### ENTRIES SHOWN
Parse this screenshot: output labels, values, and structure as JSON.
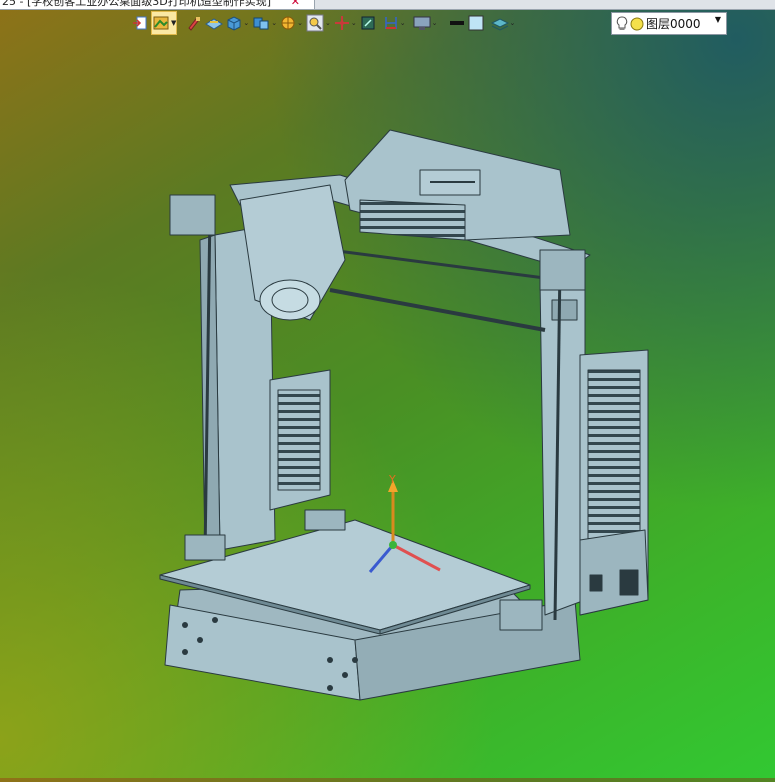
{
  "document_tab": {
    "title": "25 - [学校创客工业办公桌面级3D打印机造型制作实现]",
    "close_glyph": "✕"
  },
  "toolbar": {
    "buttons": [
      {
        "name": "exit-sketch-icon"
      },
      {
        "name": "render-style-icon",
        "active": true,
        "dropdown": true
      },
      {
        "name": "brush-icon"
      },
      {
        "name": "surface-icon"
      },
      {
        "name": "solid-view-icon",
        "dropdown": true
      },
      {
        "name": "view-orientation-icon",
        "dropdown": true
      },
      {
        "name": "section-icon",
        "dropdown": true
      },
      {
        "name": "zoom-icon",
        "dropdown": true
      },
      {
        "name": "pan-axis-icon",
        "dropdown": true
      },
      {
        "name": "fit-view-icon"
      },
      {
        "name": "dimension-icon",
        "dropdown": true
      },
      {
        "name": "display-icon",
        "dropdown": true
      },
      {
        "name": "line-color-icon"
      },
      {
        "name": "fill-color-icon"
      },
      {
        "name": "layers-icon",
        "dropdown": true
      }
    ],
    "layer_select": {
      "value": "图层0000",
      "arrow": "▼"
    }
  },
  "viewport": {
    "model_name": "3d-printer-model",
    "triad_label": "Y"
  },
  "colors": {
    "model": "#a9c3cc",
    "model_edge": "#2a3a40",
    "gradient_top_left": "#8f7218",
    "gradient_bottom_right": "#32c832"
  }
}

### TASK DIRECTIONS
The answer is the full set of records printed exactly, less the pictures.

### RESULT
Parse this screenshot: output labels, values, and structure as JSON.
{
  "document_tab": {
    "title": "25 - [学校创客工业办公桌面级3D打印机造型制作实现]",
    "close_glyph": "✕"
  },
  "toolbar": {
    "buttons": [
      {
        "name": "exit-sketch-icon"
      },
      {
        "name": "render-style-icon",
        "active": true,
        "dropdown": true
      },
      {
        "name": "brush-icon"
      },
      {
        "name": "surface-icon"
      },
      {
        "name": "solid-view-icon",
        "dropdown": true
      },
      {
        "name": "view-orientation-icon",
        "dropdown": true
      },
      {
        "name": "section-icon",
        "dropdown": true
      },
      {
        "name": "zoom-icon",
        "dropdown": true
      },
      {
        "name": "pan-axis-icon",
        "dropdown": true
      },
      {
        "name": "fit-view-icon"
      },
      {
        "name": "dimension-icon",
        "dropdown": true
      },
      {
        "name": "display-icon",
        "dropdown": true
      },
      {
        "name": "line-color-icon"
      },
      {
        "name": "fill-color-icon"
      },
      {
        "name": "layers-icon",
        "dropdown": true
      }
    ],
    "layer_select": {
      "value": "图层0000",
      "arrow": "▼"
    }
  },
  "viewport": {
    "model_name": "3d-printer-model",
    "triad_label": "Y"
  },
  "colors": {
    "model": "#a9c3cc",
    "model_edge": "#2a3a40",
    "gradient_top_left": "#8f7218",
    "gradient_bottom_right": "#32c832"
  }
}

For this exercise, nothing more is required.